I slogged past hundreds of boarded-up businesses that would never open again. Many were so recently closed that the wood over the windows didn’t show any weathering. As I pushed west across the Thames and Connecticut rivers my talk of effective counterinsurgency fell silent to scenes of schools in disrepair. As I trudged through East Haven and crested the hill to look out over New Haven harbor, I saw poverty and despair. I saw a city where half the minority students never graduate from high school. Drawn west into the darkness, I walked over roads and bridges that were crumbling. And as I stopped to talk with people along the way they would repeatedly tell me that they were “forgotten.” Forgotten became the word I heard the most.
Those who have voted to support the war in Afghanistan, like Dodd, have gotten it backward. Why are we sacrificing Connecticut’s prosperity for a war the goal of which cannot be explained? Why are we forsaking the schoolteacher in Groton, the storeowner in East Haven, and the unemployed African-American in Bridgeport for a corrupt regime in Afghanistan?
I am more interested in rebuilding Connecticut than Kabul. My vision is for a Connecticut where we invest in job creation, educational opportunity, and health care. Those that have spent the last 40 years in Washington creating the problems we face today are incapable of solving them.

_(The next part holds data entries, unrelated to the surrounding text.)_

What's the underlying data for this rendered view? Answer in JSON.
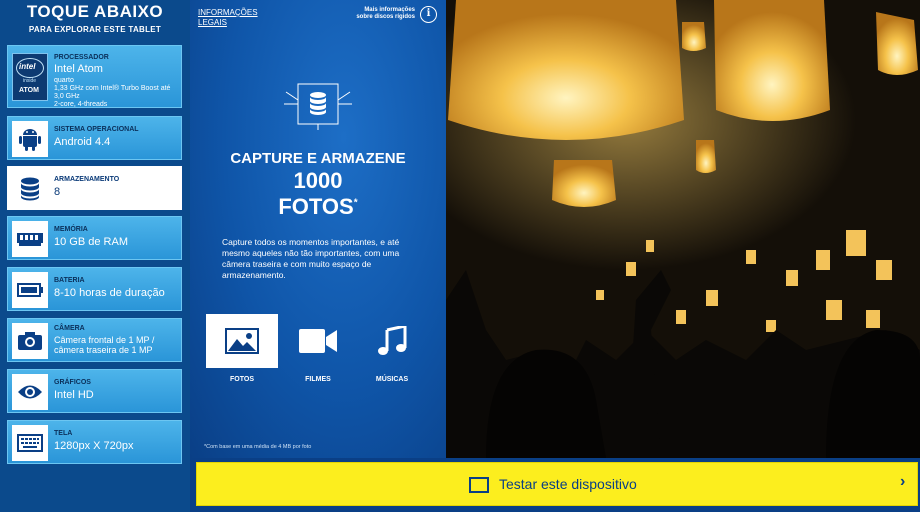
{
  "sidebar": {
    "title": "TOQUE ABAIXO",
    "subtitle": "PARA EXPLORAR ESTE TABLET",
    "processor": {
      "label": "PROCESSADOR",
      "value": "Intel Atom",
      "detail1": "quarto",
      "detail2": "1,33 GHz com Intel® Turbo Boost até",
      "detail3": "3,0 GHz",
      "detail4": "2-core, 4-threads",
      "logo_top": "intel",
      "logo_mid": "inside",
      "logo_bottom": "ATOM"
    },
    "items": [
      {
        "label": "SISTEMA OPERACIONAL",
        "value": "Android 4.4",
        "icon": "android-icon"
      },
      {
        "label": "ARMAZENAMENTO",
        "value": "8",
        "icon": "database-icon"
      },
      {
        "label": "MEMÓRIA",
        "value": "10 GB de RAM",
        "icon": "memory-chip-icon"
      },
      {
        "label": "BATERIA",
        "value": "8-10 horas de duração",
        "icon": "battery-icon"
      },
      {
        "label": "CÂMERA",
        "value": "Câmera frontal de 1 MP /",
        "value2": "câmera traseira de 1 MP",
        "icon": "camera-icon"
      },
      {
        "label": "GRÁFICOS",
        "value": "Intel HD",
        "icon": "eye-icon"
      },
      {
        "label": "TELA",
        "value": "1280px X 720px",
        "icon": "keyboard-screen-icon"
      }
    ]
  },
  "center": {
    "legal_line1": "INFORMAÇÕES",
    "legal_line2": "LEGAIS",
    "disk_info_line1": "Mais informações",
    "disk_info_line2": "sobre discos rígidos",
    "info_symbol": "i",
    "headline1": "CAPTURE E ARMAZENE",
    "headline2": "1000",
    "headline3": "FOTOS",
    "headline_mark": "*",
    "description": "Capture todos os momentos importantes, e até mesmo aqueles não tão importantes, com uma câmera traseira e com muito espaço de armazenamento.",
    "media": [
      {
        "label": "FOTOS",
        "icon": "image-icon",
        "active": true
      },
      {
        "label": "FILMES",
        "icon": "video-camera-icon",
        "active": false
      },
      {
        "label": "MÚSICAS",
        "icon": "music-note-icon",
        "active": false
      }
    ],
    "footnote": "*Com base em uma média de 4 MB por foto"
  },
  "bottom": {
    "test_label": "Testar este dispositivo",
    "chevron": "›"
  },
  "colors": {
    "accent_yellow": "#fcee1e",
    "dark_blue": "#0a3f86",
    "light_blue": "#2a95d8"
  }
}
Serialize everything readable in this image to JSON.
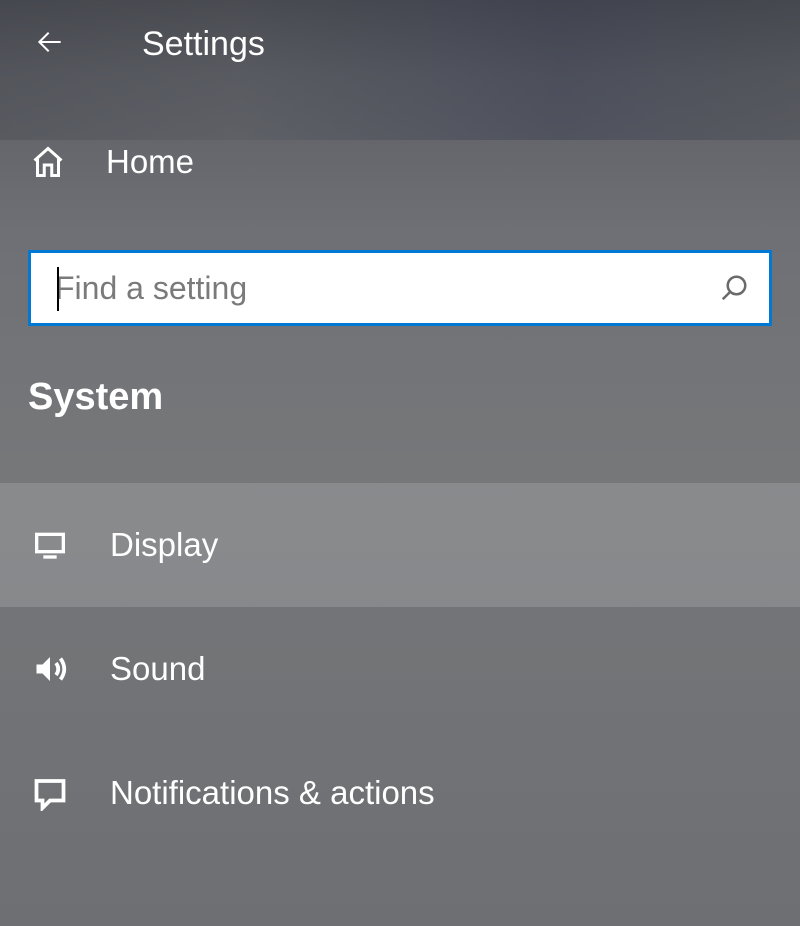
{
  "header": {
    "title": "Settings"
  },
  "nav": {
    "home_label": "Home"
  },
  "search": {
    "placeholder": "Find a setting",
    "value": ""
  },
  "section": {
    "title": "System"
  },
  "menu": {
    "items": [
      {
        "id": "display",
        "label": "Display",
        "selected": true
      },
      {
        "id": "sound",
        "label": "Sound",
        "selected": false
      },
      {
        "id": "notifications",
        "label": "Notifications & actions",
        "selected": false
      }
    ]
  },
  "colors": {
    "accent": "#0078d4",
    "text": "#ffffff"
  }
}
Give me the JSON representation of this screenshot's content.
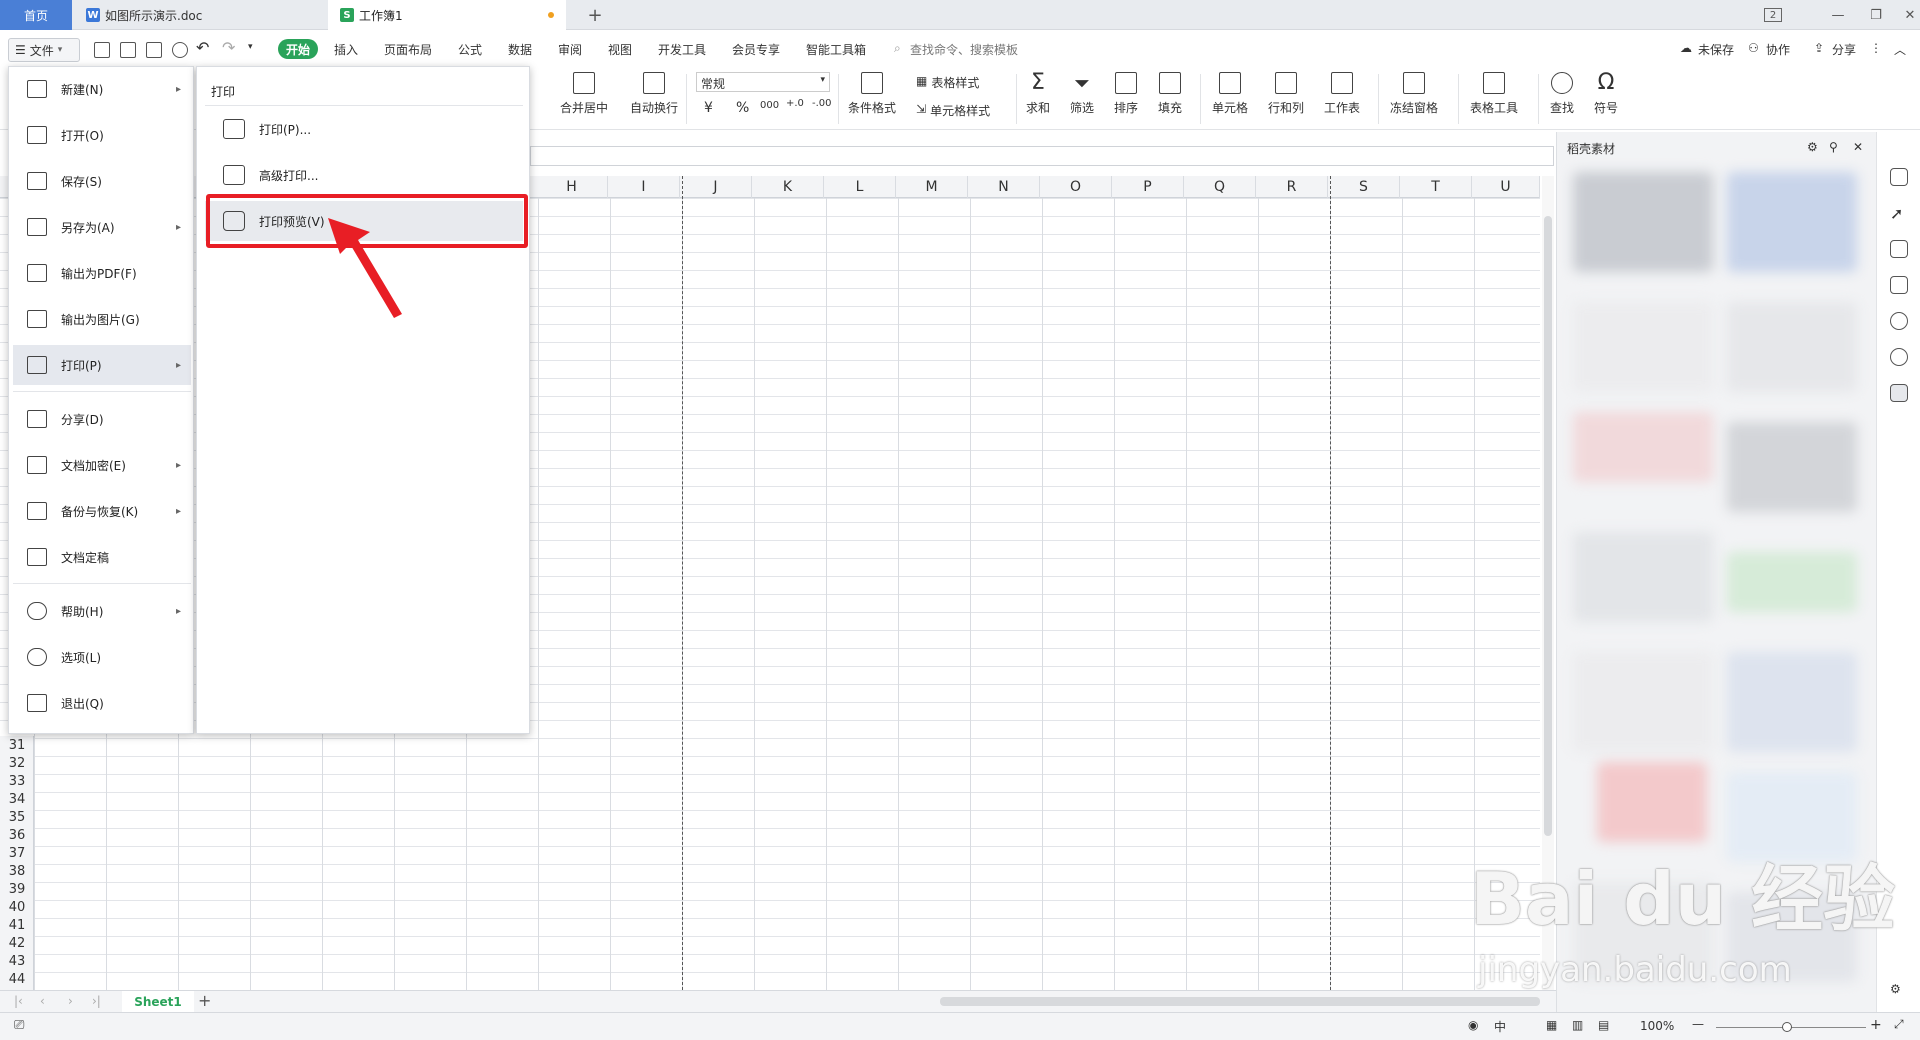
{
  "tabs": {
    "home": "首页",
    "doc": "如图所示演示.doc",
    "workbook": "工作簿1",
    "add": "+",
    "window_badge": "2"
  },
  "menu": {
    "file": "文件",
    "items": [
      "开始",
      "插入",
      "页面布局",
      "公式",
      "数据",
      "审阅",
      "视图",
      "开发工具",
      "会员专享",
      "智能工具箱"
    ],
    "search_placeholder": "查找命令、搜索模板",
    "unsaved": "未保存",
    "collab": "协作",
    "share": "分享"
  },
  "ribbon": {
    "merge": "合并居中",
    "wrap": "自动换行",
    "number_format": "常规",
    "cond_format": "条件格式",
    "table_style": "表格样式",
    "cell_style": "单元格样式",
    "sum": "求和",
    "filter": "筛选",
    "sort": "排序",
    "fill": "填充",
    "cell": "单元格",
    "rowcol": "行和列",
    "sheet": "工作表",
    "freeze": "冻结窗格",
    "tools": "表格工具",
    "find": "查找",
    "symbol": "符号",
    "currency": "¥",
    "percent": "%",
    "thousands": "000"
  },
  "columns": [
    "H",
    "I",
    "J",
    "K",
    "L",
    "M",
    "N",
    "O",
    "P",
    "Q",
    "R",
    "S",
    "T",
    "U"
  ],
  "rows": [
    "31",
    "32",
    "33",
    "34",
    "35",
    "36",
    "37",
    "38",
    "39",
    "40",
    "41",
    "42",
    "43",
    "44"
  ],
  "file_menu": {
    "new": "新建(N)",
    "open": "打开(O)",
    "save": "保存(S)",
    "save_as": "另存为(A)",
    "export_pdf": "输出为PDF(F)",
    "export_img": "输出为图片(G)",
    "print": "打印(P)",
    "share": "分享(D)",
    "encrypt": "文档加密(E)",
    "backup": "备份与恢复(K)",
    "finalize": "文档定稿",
    "help": "帮助(H)",
    "options": "选项(L)",
    "exit": "退出(Q)"
  },
  "submenu": {
    "title": "打印",
    "print": "打印(P)...",
    "advanced": "高级打印...",
    "preview": "打印预览(V)"
  },
  "right_pane": {
    "title": "稻壳素材"
  },
  "sheet": {
    "name": "Sheet1",
    "add": "+"
  },
  "status": {
    "zoom": "100%",
    "lang": "中"
  },
  "watermark": {
    "brand": "Bai du 经验",
    "url": "jingyan.baidu.com"
  },
  "colors": {
    "accent_green": "#2aa35a",
    "home_tab": "#4a7fd6",
    "highlight_red": "#e81e25"
  }
}
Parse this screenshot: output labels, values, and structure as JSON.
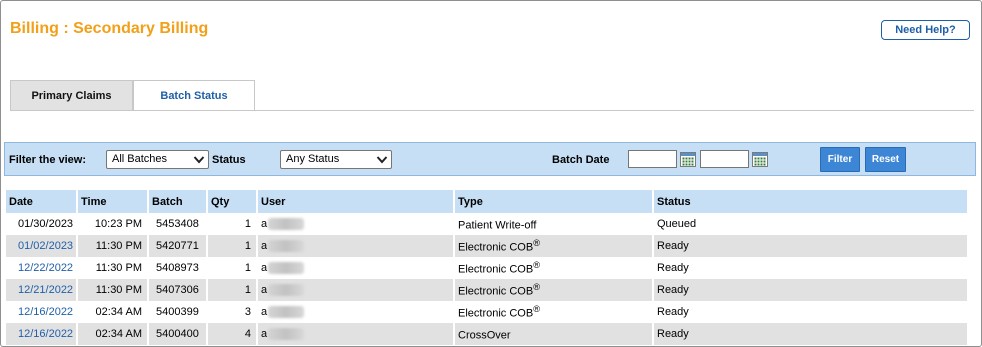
{
  "header": {
    "title": "Billing : Secondary Billing",
    "help_label": "Need Help?"
  },
  "tabs": [
    {
      "label": "Primary Claims",
      "active": false
    },
    {
      "label": "Batch Status",
      "active": true
    }
  ],
  "filter": {
    "view_label": "Filter the view:",
    "batches_value": "All Batches",
    "status_label": "Status",
    "status_value": "Any Status",
    "batch_date_label": "Batch Date",
    "date_from": "",
    "date_to": "",
    "filter_button": "Filter",
    "reset_button": "Reset"
  },
  "table": {
    "columns": [
      "Date",
      "Time",
      "Batch",
      "Qty",
      "User",
      "Type",
      "Status"
    ],
    "rows": [
      {
        "date": "01/30/2023",
        "date_link": false,
        "time": "10:23 PM",
        "batch": "5453408",
        "qty": "1",
        "user_prefix": "a",
        "type": "Patient Write-off",
        "type_sup": "",
        "status": "Queued"
      },
      {
        "date": "01/02/2023",
        "date_link": true,
        "time": "11:30 PM",
        "batch": "5420771",
        "qty": "1",
        "user_prefix": "a",
        "type": "Electronic COB",
        "type_sup": "®",
        "status": "Ready"
      },
      {
        "date": "12/22/2022",
        "date_link": true,
        "time": "11:30 PM",
        "batch": "5408973",
        "qty": "1",
        "user_prefix": "a",
        "type": "Electronic COB",
        "type_sup": "®",
        "status": "Ready"
      },
      {
        "date": "12/21/2022",
        "date_link": true,
        "time": "11:30 PM",
        "batch": "5407306",
        "qty": "1",
        "user_prefix": "a",
        "type": "Electronic COB",
        "type_sup": "®",
        "status": "Ready"
      },
      {
        "date": "12/16/2022",
        "date_link": true,
        "time": "02:34 AM",
        "batch": "5400399",
        "qty": "3",
        "user_prefix": "a",
        "type": "Electronic COB",
        "type_sup": "®",
        "status": "Ready"
      },
      {
        "date": "12/16/2022",
        "date_link": true,
        "time": "02:34 AM",
        "batch": "5400400",
        "qty": "4",
        "user_prefix": "a",
        "type": "CrossOver",
        "type_sup": "",
        "status": "Ready"
      }
    ]
  },
  "colors": {
    "title": "#f2a019",
    "link": "#1f5fa8",
    "header_bg": "#c6dff5",
    "alt_row_bg": "#e1e1e1",
    "button_bg": "#3d86d6"
  },
  "icons": [
    "calendar-icon",
    "chevron-down-icon"
  ]
}
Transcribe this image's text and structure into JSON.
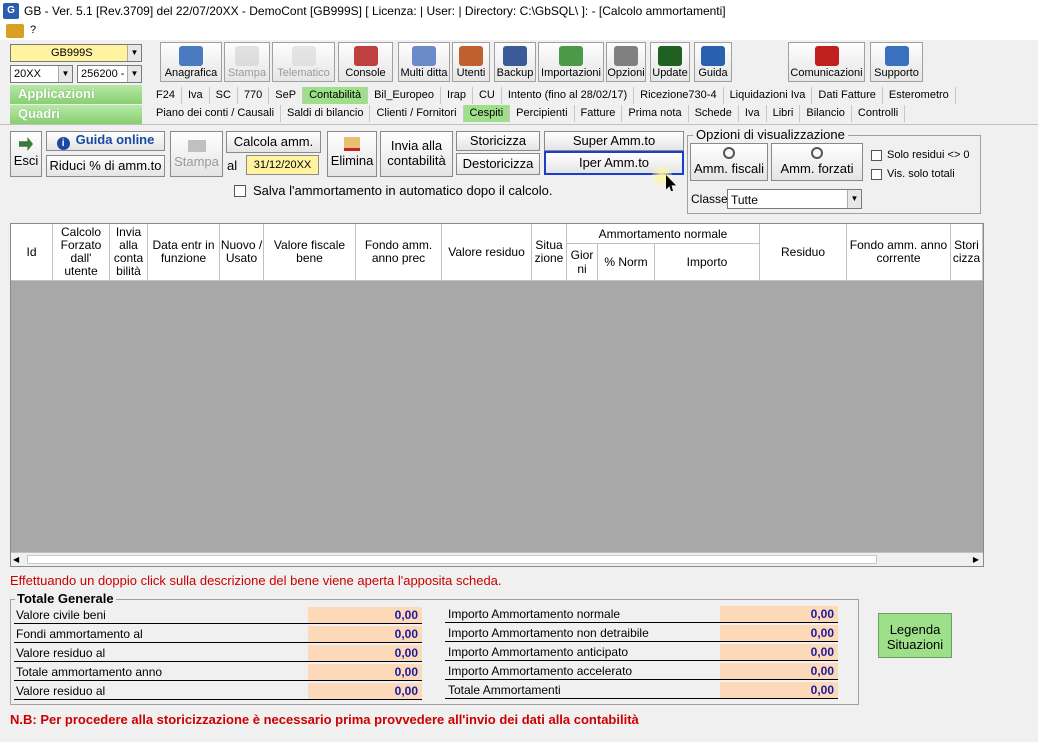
{
  "window": {
    "title": "GB - Ver. 5.1 [Rev.3709] del 22/07/20XX -  DemoCont [GB999S]   [ Licenza:                              | User:           | Directory: C:\\GbSQL\\ ]: - [Calcolo ammortamenti]",
    "menu_icon": "app-menu-icon",
    "menu_help": "?"
  },
  "selectors": {
    "company": "GB999S",
    "year": "20XX",
    "code": "256200 -",
    "applicazioni": "Applicazioni",
    "quadri": "Quadri"
  },
  "toolbar": [
    {
      "label": "Anagrafica",
      "icon": "address-book-icon",
      "enabled": true
    },
    {
      "label": "Stampa",
      "icon": "printer-icon",
      "enabled": false
    },
    {
      "label": "Telematico",
      "icon": "telematic-icon",
      "enabled": false
    },
    {
      "label": "Console",
      "icon": "console-icon",
      "enabled": true
    },
    {
      "label": "Multi ditta",
      "icon": "multi-company-icon",
      "enabled": true
    },
    {
      "label": "Utenti",
      "icon": "users-icon",
      "enabled": true
    },
    {
      "label": "Backup",
      "icon": "backup-icon",
      "enabled": true
    },
    {
      "label": "Importazioni",
      "icon": "import-icon",
      "enabled": true
    },
    {
      "label": "Opzioni",
      "icon": "tools-icon",
      "enabled": true
    },
    {
      "label": "Update",
      "icon": "update-icon",
      "enabled": true
    },
    {
      "label": "Guida",
      "icon": "help-icon",
      "enabled": true
    },
    {
      "label": "Comunicazioni",
      "icon": "communications-icon",
      "enabled": true
    },
    {
      "label": "Supporto",
      "icon": "support-icon",
      "enabled": true
    }
  ],
  "tabs_row1": [
    "F24",
    "Iva",
    "SC",
    "770",
    "SeP",
    "Contabilità",
    "Bil_Europeo",
    "Irap",
    "CU",
    "Intento (fino al 28/02/17)",
    "Ricezione730-4",
    "Liquidazioni Iva",
    "Dati Fatture",
    "Esterometro"
  ],
  "tabs_row2": [
    "Piano dei conti / Causali",
    "Saldi di bilancio",
    "Clienti / Fornitori",
    "Cespiti",
    "Percipienti",
    "Fatture",
    "Prima nota",
    "Schede",
    "Iva",
    "Libri",
    "Bilancio",
    "Controlli"
  ],
  "active_tab_row1": "Contabilità",
  "active_tab_row2": "Cespiti",
  "actions": {
    "esci": "Esci",
    "guida_online": "Guida online",
    "riduci": "Riduci % di amm.to",
    "stampa": "Stampa",
    "calcola": "Calcola amm.",
    "al": "al",
    "date": "31/12/20XX",
    "elimina": "Elimina",
    "invia_1": "Invia alla",
    "invia_2": "contabilità",
    "storicizza": "Storicizza",
    "destoricizza": "Destoricizza",
    "super": "Super Amm.to",
    "iper": "Iper Amm.to",
    "salva_auto": "Salva l'ammortamento in automatico dopo il calcolo."
  },
  "options": {
    "title": "Opzioni di visualizzazione",
    "amm_fiscali": "Amm. fiscali",
    "amm_forzati": "Amm. forzati",
    "solo_residui": "Solo residui <> 0",
    "vis_totali": "Vis. solo totali",
    "classe_label": "Classe",
    "classe_value": "Tutte"
  },
  "grid": {
    "columns": [
      {
        "key": "id",
        "label": "Id"
      },
      {
        "key": "calcolo",
        "label": "Calcolo Forzato dall' utente"
      },
      {
        "key": "invia",
        "label": "Invia alla conta bilità"
      },
      {
        "key": "data",
        "label": "Data entr in funzione"
      },
      {
        "key": "nuovo",
        "label": "Nuovo / Usato"
      },
      {
        "key": "valore_fiscale",
        "label": "Valore fiscale bene"
      },
      {
        "key": "fondo_prec",
        "label": "Fondo amm. anno prec"
      },
      {
        "key": "valore_residuo",
        "label": "Valore residuo"
      },
      {
        "key": "situazione",
        "label": "Situa zione"
      },
      {
        "key": "giorni",
        "label": "Gior ni"
      },
      {
        "key": "norm",
        "label": "% Norm"
      },
      {
        "key": "importo",
        "label": "Importo"
      },
      {
        "key": "residuo",
        "label": "Residuo"
      },
      {
        "key": "fondo_corrente",
        "label": "Fondo amm. anno corrente"
      },
      {
        "key": "storicizza",
        "label": "Stori cizza"
      }
    ],
    "group_header": "Ammortamento normale"
  },
  "hint": "Effettuando un doppio click sulla descrizione del bene viene aperta l'apposita scheda.",
  "totals": {
    "title": "Totale Generale",
    "left": [
      {
        "label": "Valore civile beni",
        "value": "0,00"
      },
      {
        "label": "Fondi ammortamento al",
        "value": "0,00"
      },
      {
        "label": "Valore residuo al",
        "value": "0,00"
      },
      {
        "label": "Totale ammortamento anno",
        "value": "0,00"
      },
      {
        "label": "Valore residuo al",
        "value": "0,00"
      }
    ],
    "right": [
      {
        "label": "Importo Ammortamento normale",
        "value": "0,00"
      },
      {
        "label": "Importo Ammortamento non detraibile",
        "value": "0,00"
      },
      {
        "label": "Importo Ammortamento anticipato",
        "value": "0,00"
      },
      {
        "label": "Importo Ammortamento accelerato",
        "value": "0,00"
      },
      {
        "label": "Totale Ammortamenti",
        "value": "0,00"
      }
    ]
  },
  "legenda": {
    "line1": "Legenda",
    "line2": "Situazioni"
  },
  "note": "N.B: Per procedere alla storicizzazione è necessario prima provvedere all'invio dei dati alla contabilità",
  "colors": {
    "accent_green": "#9ee08a",
    "highlight_blue": "#1a3fcf",
    "value_bg": "#fcd9b8",
    "warning_red": "#cc0000"
  }
}
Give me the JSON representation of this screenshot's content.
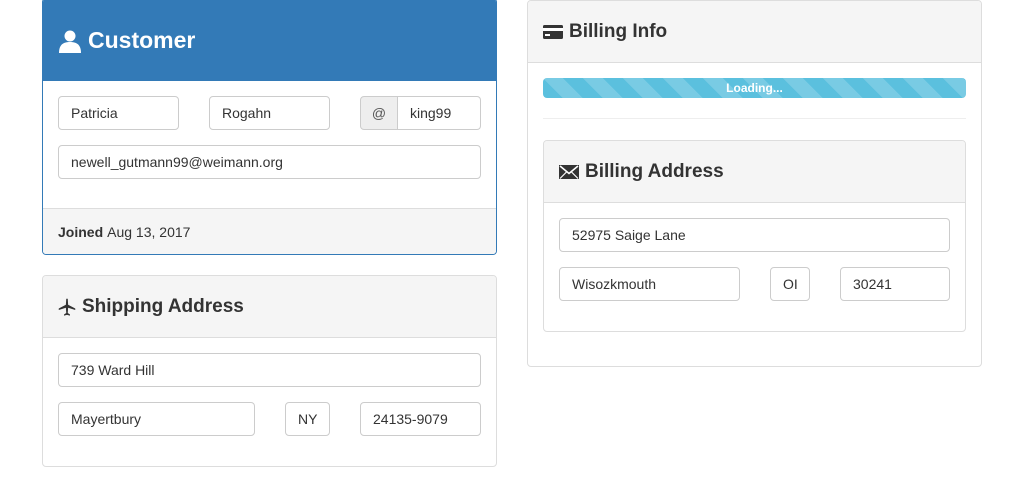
{
  "customer": {
    "title": "Customer",
    "first_name": "Patricia",
    "last_name": "Rogahn",
    "username_prefix": "@",
    "username": "king99",
    "email": "newell_gutmann99@weimann.org",
    "joined_label": "Joined",
    "joined_date": "Aug 13, 2017"
  },
  "shipping": {
    "title": "Shipping Address",
    "street": "739 Ward Hill",
    "city": "Mayertbury",
    "state": "NY",
    "zip": "24135-9079"
  },
  "billing": {
    "title": "Billing Info",
    "progress_label": "Loading...",
    "progress_fraction": 1.0,
    "address": {
      "title": "Billing Address",
      "street": "52975 Saige Lane",
      "city": "Wisozkmouth",
      "state": "OI",
      "zip": "30241"
    }
  },
  "icons": {
    "customer": "user-icon",
    "shipping": "plane-icon",
    "billing": "credit-card-icon",
    "billing_address": "envelope-icon"
  },
  "colors": {
    "primary": "#337ab7",
    "progress": "#5bc0de"
  }
}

It is time for career politicians with “seniority” to walk across the state and assess the carnage their war and misguided priorities have inflicted.
Career politicians, like Dodd, are too distant from our suffering to understand it.
And now it is time for them to take a hike.
The writer, a Democratic candidate for U.S. Senate, lives in Mystic with his wife and three children.